• What the task asks:
Check every line below for the word "battery" and show those that hold it.

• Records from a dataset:
+--

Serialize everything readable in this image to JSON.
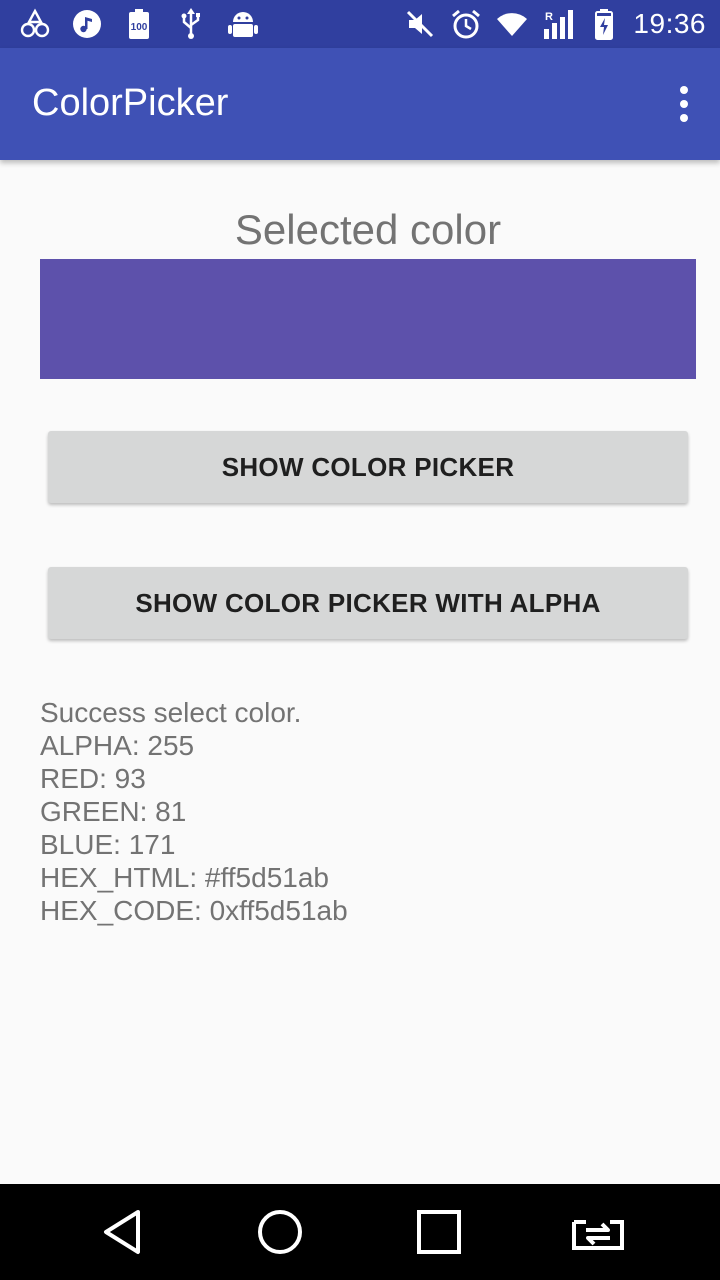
{
  "status_bar": {
    "time": "19:36",
    "left_icons": [
      "notification-icon",
      "music-icon",
      "battery-saver-icon",
      "usb-icon",
      "android-debug-icon"
    ],
    "right_icons": [
      "mute-icon",
      "alarm-icon",
      "wifi-icon",
      "signal-icon",
      "battery-charging-icon"
    ]
  },
  "app_bar": {
    "title": "ColorPicker",
    "overflow_icon": "more-vert-icon"
  },
  "content": {
    "heading": "Selected color",
    "selected_color": "#5d51ab",
    "buttons": {
      "show_picker": "SHOW COLOR PICKER",
      "show_picker_alpha": "SHOW COLOR PICKER WITH ALPHA"
    },
    "result_lines": [
      "Success select color.",
      "ALPHA: 255",
      "RED: 93",
      "GREEN: 81",
      "BLUE: 171",
      "HEX_HTML: #ff5d51ab",
      "HEX_CODE: 0xff5d51ab"
    ]
  },
  "nav_bar": {
    "icons": [
      "back-icon",
      "home-icon",
      "recents-icon",
      "switch-app-icon"
    ]
  },
  "colors": {
    "status_bar": "#303f9f",
    "app_bar": "#3f51b5",
    "background": "#fafafa",
    "button": "#d6d7d7"
  }
}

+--

• Response area:
      "battery-saver-icon",
      "battery-charging-icon"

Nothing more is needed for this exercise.